"I was ill, in a state of melancholia, and writing my testament and farewell letters. Wishing to distract me, my husband explained to me who Franklin was and to what he owed his fame… Franklin had a noble face with an expression of engaging kindness. Surprised by my immobility, he took my hands and gazed at me saying: pauvre jeune femme ["poor young lady']. He then opened an armonica, sat down and played long. The music made a strong impression on me and tears began flowing from my eyes. Then Franklin sat by my side and looking with compassion said, "Madam, you are cured." Indeed in that moment I was cured of my melancholia. Franklin offered to teach me how to play the armonica - I accepted without hesitation, hence he gave me twelve lessons" (Lipowski 362).
Phantasmagoria The glass armonica was a one-way communication media. Those who made use of it often had a goal of evoking some sort of emotion in their audience. While its use in medical practices was to induce a tranquility in patients, a man by the name of Étienne-Gaspard Robertson wanted to capitalize on its more harmonic qualities.

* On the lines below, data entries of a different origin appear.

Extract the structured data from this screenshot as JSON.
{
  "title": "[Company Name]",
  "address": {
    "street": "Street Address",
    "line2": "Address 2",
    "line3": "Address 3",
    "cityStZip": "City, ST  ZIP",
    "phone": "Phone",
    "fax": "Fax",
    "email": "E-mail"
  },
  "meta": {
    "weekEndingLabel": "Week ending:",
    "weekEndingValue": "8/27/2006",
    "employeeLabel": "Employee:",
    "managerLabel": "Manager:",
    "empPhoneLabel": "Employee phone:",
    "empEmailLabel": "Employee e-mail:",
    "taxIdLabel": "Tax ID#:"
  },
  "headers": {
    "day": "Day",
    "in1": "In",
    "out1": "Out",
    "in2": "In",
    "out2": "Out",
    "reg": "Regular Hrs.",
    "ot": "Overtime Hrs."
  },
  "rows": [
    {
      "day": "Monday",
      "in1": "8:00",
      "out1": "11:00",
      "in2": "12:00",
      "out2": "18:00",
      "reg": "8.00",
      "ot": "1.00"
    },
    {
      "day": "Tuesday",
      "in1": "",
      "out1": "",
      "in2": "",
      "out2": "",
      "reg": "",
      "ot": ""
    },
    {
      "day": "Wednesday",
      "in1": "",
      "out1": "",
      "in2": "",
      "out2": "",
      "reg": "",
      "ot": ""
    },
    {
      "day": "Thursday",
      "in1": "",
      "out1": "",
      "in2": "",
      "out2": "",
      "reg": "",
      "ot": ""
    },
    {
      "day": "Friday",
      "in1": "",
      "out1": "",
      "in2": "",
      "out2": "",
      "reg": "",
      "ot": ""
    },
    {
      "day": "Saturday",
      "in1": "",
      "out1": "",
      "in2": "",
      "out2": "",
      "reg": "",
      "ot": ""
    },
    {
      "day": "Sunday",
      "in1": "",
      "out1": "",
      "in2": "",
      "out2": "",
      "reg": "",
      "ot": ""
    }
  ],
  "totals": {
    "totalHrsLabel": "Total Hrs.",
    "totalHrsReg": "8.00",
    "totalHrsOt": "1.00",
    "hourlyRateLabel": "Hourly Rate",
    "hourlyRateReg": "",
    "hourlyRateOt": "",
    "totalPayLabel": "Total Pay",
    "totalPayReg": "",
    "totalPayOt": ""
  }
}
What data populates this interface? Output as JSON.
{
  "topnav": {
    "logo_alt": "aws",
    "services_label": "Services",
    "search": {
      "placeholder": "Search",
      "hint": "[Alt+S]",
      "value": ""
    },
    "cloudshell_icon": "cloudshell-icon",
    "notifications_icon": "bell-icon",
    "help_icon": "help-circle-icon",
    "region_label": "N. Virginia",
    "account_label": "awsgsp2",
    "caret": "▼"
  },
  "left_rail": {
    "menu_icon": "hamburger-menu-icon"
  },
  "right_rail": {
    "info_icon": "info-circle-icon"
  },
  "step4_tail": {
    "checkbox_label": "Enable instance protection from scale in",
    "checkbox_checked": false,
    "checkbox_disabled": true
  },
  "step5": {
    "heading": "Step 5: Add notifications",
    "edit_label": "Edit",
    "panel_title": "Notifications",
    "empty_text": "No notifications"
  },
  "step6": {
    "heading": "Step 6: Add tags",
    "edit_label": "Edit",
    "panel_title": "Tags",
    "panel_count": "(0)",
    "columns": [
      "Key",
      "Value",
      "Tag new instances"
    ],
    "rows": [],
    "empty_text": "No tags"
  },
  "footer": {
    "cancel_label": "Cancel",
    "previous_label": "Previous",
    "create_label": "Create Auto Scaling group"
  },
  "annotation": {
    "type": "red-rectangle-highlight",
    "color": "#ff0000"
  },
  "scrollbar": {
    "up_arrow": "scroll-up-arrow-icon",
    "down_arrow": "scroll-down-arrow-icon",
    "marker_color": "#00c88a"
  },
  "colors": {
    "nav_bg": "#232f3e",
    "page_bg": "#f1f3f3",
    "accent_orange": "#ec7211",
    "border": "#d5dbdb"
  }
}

Robertson's favorite instrument was the glass armonica. He believed that "it contributed powerfully to the effects of the fantasmagoria, in preparing not only the minds but the very senses for strange impressions by a melody so sweet that it sometimes gave great irritation to the nervous system" (Heard). Thus, he used its haunting melodies in conjunction with the magic lantern to put "thought to sleep; all the ideas seem to concentrate on one and the same object and one and the same impression" (Heard).
While those like Robertson and Mesmer basked in the glass armonica's hypnotic qualities, it was less than half a century when it began to disappear because of public fear of its power. It was "believed that it caused insanity, nervous disorders, convulsions in dogs and cats, marital disputes, and even that it woke people from the dead" (Finkenbeiner 140) and "rumors spread that the music itself could cause mental illness. The author of a 1788 manual on the armonica advised that some people avoid playing the instrument, 'in order that their state of mind not be aggravated'" (Fox). In fact, it was only a matter of time before "people so feared to touch it that a keyboard form of the instrument was devised: by striking a key, a spring would activate a wooden hammer covered with wet leater, which would reach out and make contact with the glass rim, producing a note in the same manner as direct contact with the natural finger would have" (Finkenbeiner 140). The variety of symptoms has led to speculation that the lead in the paint and glass resulted in lead poisoning, it has never been proven (Fox). Therefore, while minute details (such as the paint along the glass rims) may seem to serve no purpose, it is unclear whether or not they in fact hold a greater purpose in the story of the glass armonica.
Mozart Adagio and Rondo (KV 617) audio clips taken from Culture Mediation International <http://rauscher-kultur.at/seiten/kv617-mozarts-last-chamber-music.htm>
- Finkenbeiner, Gerhard, and Vera Meyer, "The Glass Harmonica: A Return from Obscurity." Leonardo, Vol. 20, No. 2, Special Issue: Visual Art, Sound, Music and Technology (1987): 139-142. JStor. NYU. 8 Nov. 2007.
- Fox, Catherine C., "Second Time Around." Smithsonian 01 Feb. 2007. 10 Nov. 2007 <http://www.smithsonianmag.com/arts-culture/10023801.html>.
- Heard, Mervyn, Phantasmagoria: The Secret Life of the Magic Lantern, (Hastings: The Projection Box, 2006). ISBN 1903000122
- Pattie, Frank A., Mesmer and Animal Magnetism: A Chapter in the History of Medicine, (Hamilton, NY : Edmonston Publishing, Inc, 1994).
- Lipowski, Z.J., "Benjamin Franklin as a Psychotherapist: a Forerunner of Brief Psychotherapy." Perspectives in Biology and Medicine 27 (1984): 361-366.